PROBLEM STATEMENT - For the records shown below, return an exact copy that excludes the pictures.

◇ ◇ ◇ ◇

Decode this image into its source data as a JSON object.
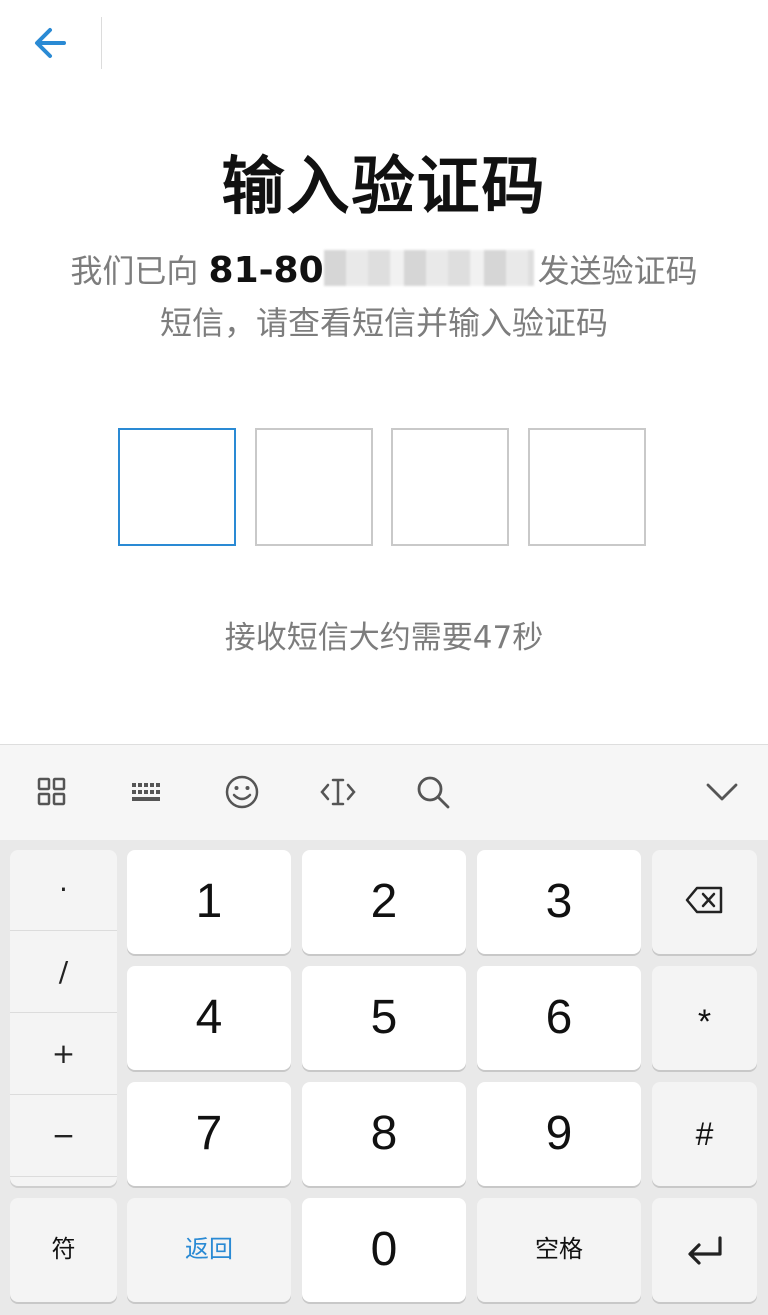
{
  "header": {
    "back_icon": "arrow-left-icon",
    "accent": "#2a8ad4"
  },
  "title": "输入验证码",
  "subtitle": {
    "prefix": "我们已向",
    "phone_visible": "81-80",
    "suffix": "发送验证码",
    "line2": "短信，请查看短信并输入验证码"
  },
  "code_boxes": [
    "",
    "",
    "",
    ""
  ],
  "timer_text": "接收短信大约需要47秒",
  "keyboard": {
    "toolbar_icons": [
      "grid-icon",
      "keyboard-icon",
      "emoji-icon",
      "cursor-icon",
      "search-icon",
      "chevron-down-icon"
    ],
    "side_keys": [
      "·",
      "/",
      "+",
      "−"
    ],
    "digits": [
      "1",
      "2",
      "3",
      "4",
      "5",
      "6",
      "7",
      "8",
      "9",
      "0"
    ],
    "star": "*",
    "hash": "#",
    "symbol_label": "符",
    "back_label": "返回",
    "space_label": "空格",
    "icons": {
      "delete": "backspace-icon",
      "enter": "enter-icon"
    }
  }
}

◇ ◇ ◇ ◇

SOLVED EXERCISE -
Decode this image into its source data as a JSON object.
{
  "header": {
    "back_icon": "arrow-left-icon",
    "accent": "#2a8ad4"
  },
  "title": "输入验证码",
  "subtitle": {
    "prefix": "我们已向",
    "phone_visible": "81-80",
    "suffix": "发送验证码",
    "line2": "短信，请查看短信并输入验证码"
  },
  "code_boxes": [
    "",
    "",
    "",
    ""
  ],
  "timer_text": "接收短信大约需要47秒",
  "keyboard": {
    "toolbar_icons": [
      "grid-icon",
      "keyboard-icon",
      "emoji-icon",
      "cursor-icon",
      "search-icon",
      "chevron-down-icon"
    ],
    "side_keys": [
      "·",
      "/",
      "+",
      "−"
    ],
    "digits": [
      "1",
      "2",
      "3",
      "4",
      "5",
      "6",
      "7",
      "8",
      "9",
      "0"
    ],
    "star": "*",
    "hash": "#",
    "symbol_label": "符",
    "back_label": "返回",
    "space_label": "空格",
    "icons": {
      "delete": "backspace-icon",
      "enter": "enter-icon"
    }
  }
}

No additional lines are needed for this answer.